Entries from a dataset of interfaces

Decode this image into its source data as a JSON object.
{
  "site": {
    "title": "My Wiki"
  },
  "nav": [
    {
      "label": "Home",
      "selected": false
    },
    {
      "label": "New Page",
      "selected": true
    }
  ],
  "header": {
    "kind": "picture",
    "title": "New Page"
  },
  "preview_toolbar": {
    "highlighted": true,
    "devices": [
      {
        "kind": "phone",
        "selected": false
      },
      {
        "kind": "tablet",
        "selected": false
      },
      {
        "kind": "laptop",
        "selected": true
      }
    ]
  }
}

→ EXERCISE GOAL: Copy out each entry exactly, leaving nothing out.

→ OUTPUT FOR THIS TASK:
Decode this image into its source data as a JSON object.
{
  "site": {
    "title": "My Wiki"
  },
  "nav": [
    {
      "label": "Home",
      "selected": false
    },
    {
      "label": "New Page",
      "selected": true
    }
  ],
  "header": {
    "kind": "picture",
    "title": "New Page"
  },
  "preview_toolbar": {
    "highlighted": true,
    "devices": [
      {
        "kind": "phone",
        "selected": false
      },
      {
        "kind": "tablet",
        "selected": false
      },
      {
        "kind": "laptop",
        "selected": true
      }
    ]
  }
}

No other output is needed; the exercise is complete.